Josephus identifies these people with the Phrygians (see Gomer). Other sources have Barberia (Targum Yonathan; Targum on Chronicles 1:6), which some identify as Germania, Barbara, or Britannia. Indeed there are sources that render Togarmah as Germaniki or Germania (Yerushalmi, Megilla 1:9; Bereshith Rabbah 37; Targum on Ezekiel 38:6). There are other sources that identify Togarmah with the Armenians (Keseth HaSofer) or Turks (Abarbanel). Indeed, in a modern sense, Togarmah is used for Turkey. The name Togarmah corresponds to Tegarma, found in cuneiform inscriptions, referring to an area near Carchemish in Armenia.

The Tocharian Ashinas were the descendants of Cimmerians who had learned a "Centum" language while their ancestors were in the Ukraine from Anatolian language speaking refugees from Troy, such as the Etruscans.

Page 19 of "The Jews of Khazaria" by Kevin a. Brook (1999) says that Togarmah's children were

Zarna (Tarniakh),
Kozar (Khazar),
and Sabir.

Also in his letters, King Joseph ben Aaron, the ruler of the Khazars, writes: "You ask us also in your epistle: "Of what people, of what family, and of what tribe are you?" Know that we are descended from Japhet, through his son Togarmah.
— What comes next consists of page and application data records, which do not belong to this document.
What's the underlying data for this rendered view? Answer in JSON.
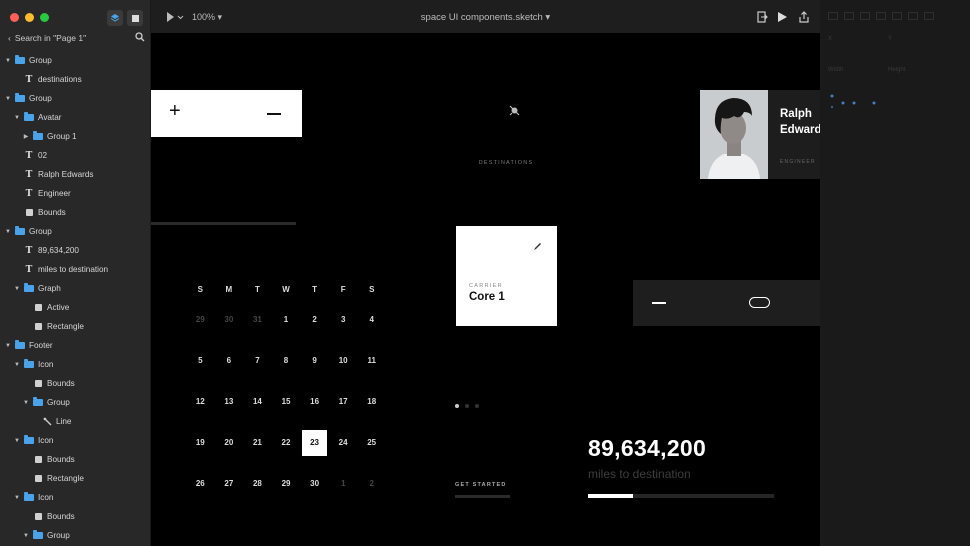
{
  "sidebar": {
    "search_label": "Search in \"Page 1\"",
    "layers": [
      {
        "label": "Group",
        "type": "folder",
        "depth": 1,
        "expanded": true
      },
      {
        "label": "destinations",
        "type": "text",
        "depth": 2
      },
      {
        "label": "Group",
        "type": "folder",
        "depth": 1,
        "expanded": true
      },
      {
        "label": "Avatar",
        "type": "folder",
        "depth": 2,
        "expanded": true
      },
      {
        "label": "Group 1",
        "type": "folder",
        "depth": 3,
        "expanded": false
      },
      {
        "label": "02",
        "type": "text",
        "depth": 2
      },
      {
        "label": "Ralph Edwards",
        "type": "text",
        "depth": 2
      },
      {
        "label": "Engineer",
        "type": "text",
        "depth": 2
      },
      {
        "label": "Bounds",
        "type": "shape",
        "depth": 2
      },
      {
        "label": "Group",
        "type": "folder",
        "depth": 1,
        "expanded": true
      },
      {
        "label": "89,634,200",
        "type": "text",
        "depth": 2
      },
      {
        "label": "miles to destination",
        "type": "text",
        "depth": 2
      },
      {
        "label": "Graph",
        "type": "folder",
        "depth": 2,
        "expanded": true
      },
      {
        "label": "Active",
        "type": "shape",
        "depth": 3
      },
      {
        "label": "Rectangle",
        "type": "shape",
        "depth": 3
      },
      {
        "label": "Footer",
        "type": "folder",
        "depth": 1,
        "expanded": true
      },
      {
        "label": "Icon",
        "type": "folder",
        "depth": 2,
        "expanded": true
      },
      {
        "label": "Bounds",
        "type": "shape",
        "depth": 3
      },
      {
        "label": "Group",
        "type": "folder",
        "depth": 3,
        "expanded": true
      },
      {
        "label": "Line",
        "type": "line",
        "depth": 4
      },
      {
        "label": "Icon",
        "type": "folder",
        "depth": 2,
        "expanded": true
      },
      {
        "label": "Bounds",
        "type": "shape",
        "depth": 3
      },
      {
        "label": "Rectangle",
        "type": "shape",
        "depth": 3
      },
      {
        "label": "Icon",
        "type": "folder",
        "depth": 2,
        "expanded": true
      },
      {
        "label": "Bounds",
        "type": "shape",
        "depth": 3
      },
      {
        "label": "Group",
        "type": "folder",
        "depth": 3,
        "expanded": true
      }
    ]
  },
  "toolbar": {
    "zoom": "100%",
    "document_title": "space UI components.sketch"
  },
  "inspector": {
    "x_label": "X",
    "y_label": "Y",
    "width_label": "Width",
    "height_label": "Height"
  },
  "canvas": {
    "destinations_label": "DESTINATIONS",
    "calendar": {
      "weekdays": [
        "S",
        "M",
        "T",
        "W",
        "T",
        "F",
        "S"
      ],
      "weeks": [
        [
          "29",
          "30",
          "31",
          "1",
          "2",
          "3",
          "4"
        ],
        [
          "5",
          "6",
          "7",
          "8",
          "9",
          "10",
          "11"
        ],
        [
          "12",
          "13",
          "14",
          "15",
          "16",
          "17",
          "18"
        ],
        [
          "19",
          "20",
          "21",
          "22",
          "23",
          "24",
          "25"
        ],
        [
          "26",
          "27",
          "28",
          "29",
          "30",
          "1",
          "2"
        ]
      ],
      "selected_day": "23"
    },
    "carrier": {
      "label": "CARRIER",
      "name": "Core 1"
    },
    "profile": {
      "name_line1": "Ralph",
      "name_line2": "Edwards",
      "role": "ENGINEER"
    },
    "get_started": "GET STARTED",
    "stat": {
      "value": "89,634,200",
      "caption": "miles to destination",
      "progress": 0.24
    },
    "carousel": {
      "count": 3,
      "active": 0
    }
  }
}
I have found in the genealogical books of my ancestors that Togarmah had ten sons. These are their names:

the eldest was Ujur (Agiôr - Uyghur),
the second Tauris (Tirôsz - Tauri),
the third Avar (Avôr - Avar),
the fourth Uauz (Ugin),
the fifth Bizal (Bizel - Pecheneg),
the sixth Tarna,
the seventh Khazar (Khazar),
the eighth Janur (Zagur),
the ninth Bulgar (Balgôr - Bulgar),
the tenth Sawir (Szavvir/Szabir - Sabir)."[1]

This similarity might confirm a connection of origins between Anatolian and Caucasus peoples.
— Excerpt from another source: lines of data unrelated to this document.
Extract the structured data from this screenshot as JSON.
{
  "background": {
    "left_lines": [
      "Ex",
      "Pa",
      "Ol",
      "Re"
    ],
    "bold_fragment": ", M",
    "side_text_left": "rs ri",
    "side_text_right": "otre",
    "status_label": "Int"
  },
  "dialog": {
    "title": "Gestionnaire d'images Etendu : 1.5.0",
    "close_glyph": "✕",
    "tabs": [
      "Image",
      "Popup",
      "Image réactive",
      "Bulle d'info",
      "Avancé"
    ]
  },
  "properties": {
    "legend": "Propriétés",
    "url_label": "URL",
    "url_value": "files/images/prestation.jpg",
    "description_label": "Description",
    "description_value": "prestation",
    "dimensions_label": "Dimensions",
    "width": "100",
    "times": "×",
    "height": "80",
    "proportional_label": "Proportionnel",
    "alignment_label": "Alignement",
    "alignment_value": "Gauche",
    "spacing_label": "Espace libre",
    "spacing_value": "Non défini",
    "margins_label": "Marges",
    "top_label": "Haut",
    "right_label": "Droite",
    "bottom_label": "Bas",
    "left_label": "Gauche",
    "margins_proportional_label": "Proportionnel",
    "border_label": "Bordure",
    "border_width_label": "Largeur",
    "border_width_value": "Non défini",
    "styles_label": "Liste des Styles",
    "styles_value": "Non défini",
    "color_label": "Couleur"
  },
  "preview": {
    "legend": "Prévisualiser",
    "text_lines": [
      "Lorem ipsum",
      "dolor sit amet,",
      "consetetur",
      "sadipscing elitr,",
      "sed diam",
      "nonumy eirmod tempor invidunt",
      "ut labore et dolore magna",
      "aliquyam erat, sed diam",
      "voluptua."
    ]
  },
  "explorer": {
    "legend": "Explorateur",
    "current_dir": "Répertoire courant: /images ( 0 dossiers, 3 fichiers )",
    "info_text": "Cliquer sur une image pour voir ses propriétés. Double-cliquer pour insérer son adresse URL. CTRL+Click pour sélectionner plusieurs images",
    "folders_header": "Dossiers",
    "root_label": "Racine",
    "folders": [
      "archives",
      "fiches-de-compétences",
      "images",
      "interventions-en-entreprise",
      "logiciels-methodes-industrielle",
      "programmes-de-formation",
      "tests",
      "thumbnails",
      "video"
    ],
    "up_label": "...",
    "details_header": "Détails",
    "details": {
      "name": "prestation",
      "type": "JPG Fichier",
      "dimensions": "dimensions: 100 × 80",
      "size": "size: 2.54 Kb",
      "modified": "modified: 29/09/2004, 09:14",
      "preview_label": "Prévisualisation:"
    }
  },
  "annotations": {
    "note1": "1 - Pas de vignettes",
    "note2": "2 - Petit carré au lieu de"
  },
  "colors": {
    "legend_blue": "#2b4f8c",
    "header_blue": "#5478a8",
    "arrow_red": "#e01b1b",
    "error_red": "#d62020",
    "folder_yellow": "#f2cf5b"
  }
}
In Jewish sources too Togarmah is listed as the father of the Turkic peoples: The medieval Jewish scholar: Joseph ben Gorion lists in his Josippon the ten sons of Togarma as follows:
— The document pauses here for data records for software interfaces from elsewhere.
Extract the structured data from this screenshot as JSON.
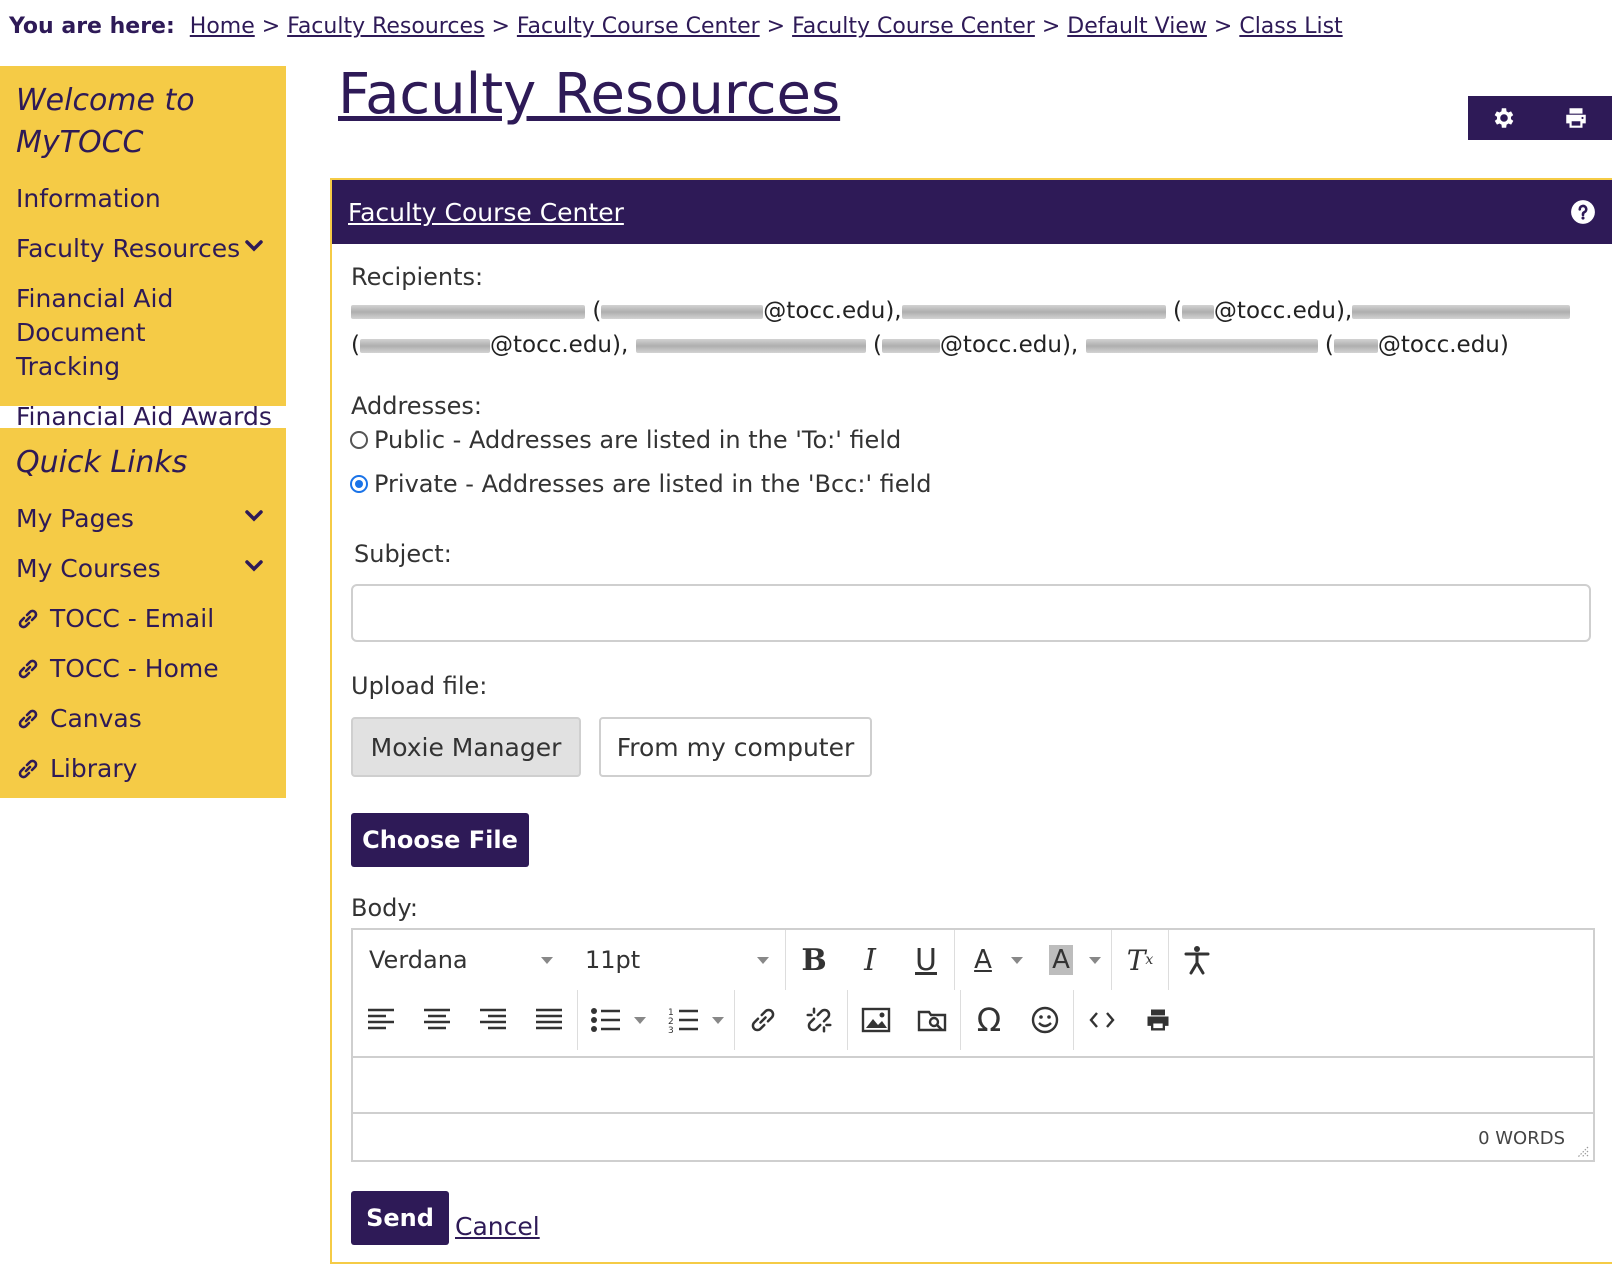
{
  "breadcrumb": {
    "label": "You are here:",
    "items": [
      "Home",
      "Faculty Resources",
      "Faculty Course Center",
      "Faculty Course Center",
      "Default View",
      "Class List"
    ],
    "separator": ">"
  },
  "sidebar": {
    "welcome_title": "Welcome to MyTOCC",
    "welcome_items": [
      "Information",
      "Faculty Resources",
      "Financial Aid Document Tracking",
      "Financial Aid Awards"
    ],
    "quick_title": "Quick Links",
    "quick_menus": [
      "My Pages",
      "My Courses"
    ],
    "quick_links": [
      "TOCC - Email",
      "TOCC - Home",
      "Canvas",
      "Library"
    ]
  },
  "page": {
    "title": "Faculty Resources"
  },
  "panel": {
    "title": "Faculty Course Center",
    "recipients_label": "Recipients:",
    "recipient_domain": "@tocc.edu",
    "addresses_label": "Addresses:",
    "address_options": [
      {
        "label": "Public - Addresses are listed in the 'To:' field",
        "checked": false
      },
      {
        "label": "Private - Addresses are listed in the 'Bcc:' field",
        "checked": true
      }
    ],
    "subject_label": "Subject:",
    "subject_value": "",
    "upload_label": "Upload file:",
    "upload_tabs": [
      "Moxie Manager",
      "From my computer"
    ],
    "choose_file_label": "Choose File",
    "body_label": "Body:",
    "font_family": "Verdana",
    "font_size": "11pt",
    "word_count": "0 WORDS",
    "send_label": "Send",
    "cancel_label": "Cancel"
  },
  "colors": {
    "brand_purple": "#2e1a57",
    "brand_gold": "#f5cb46",
    "radio_blue": "#1a73e8"
  }
}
  1. Ungari (Uyghur)
  2. Tilmac (Tilmic/Tirôsz - Tauri)."
  3. Aliqanosz (the Alans)
  4. Buz (Uauz)
  5. Pacinak (the Pechenegs)
  6. Turqi (Ashina Gögtürks)
  7. Kozar (the Khazars)
  8. Ragbiga (Ragbina, Ranbona)
  9. Bulgar (the Bulgars)
  10. Zabuk

In the Chronicles of Jerahmeel, they are listed as:

  1. Ugar (Uyghur)
  2. Tulmes (Tirôsz - Tauri)
  3. Alan (the Alans)
  4. Buz (Uauz)
  5. Pasinaq (the Pechenegs)
  6. Turq (Ashina Gögtürks)
  7. Cuzar (the Khazars)
  8. Kanbinah
  9. Bulgar (the Bulgars)
  10. Zakhukh

Another medieval rabbinic work, the Book of Jasher, further corrupts these same names into:

  1. Ongal (Uyghur)
  2. Tilmaz (Tirôsz - Tauri).
  3. Elicanum (the Alans)
  4. Bid (Uauz)
  5. Parzunac (the Pechenegs)
  6. Tarki (Ashina Gögtürks)
  7. Buzar (the Khazars)
  8. Ragbib
  9. Balgar (the Bulgars)
  10. Zebuc

In Arabic records, Togorma's tribes are these:

  1. Andsar (Ajhar) (Uyghur)
  2. Talmisz (Tirôsz - Tauri)
  3. Asz-alân (the Alans)
  4. Adzîgher (Adzhigardak?).
  5. Badsanag (the Pechenegs)
  6. Fitrakh (Ashina Gögtürks)
  7. Khazar (the Khazars)
  8. Nabir
  9. Bulghar (the Bulgars)
  10. Zabub

The Arabic account however, also adds an 11th clan: Anszuh.


Genghis, the Ashina Gögtürks descendant from the Ashinas and the gigantic women of Ogygia who settled in Phanagoria was of this lineage. The name Genghis is related to the word Ogygia both meaning Oceanic.

External links
  1. Pritsak O. & Golb. N: Khazarian Hebrew Documents of the Tenth Century, Ithaca: Cornell Univ. Press, 1982.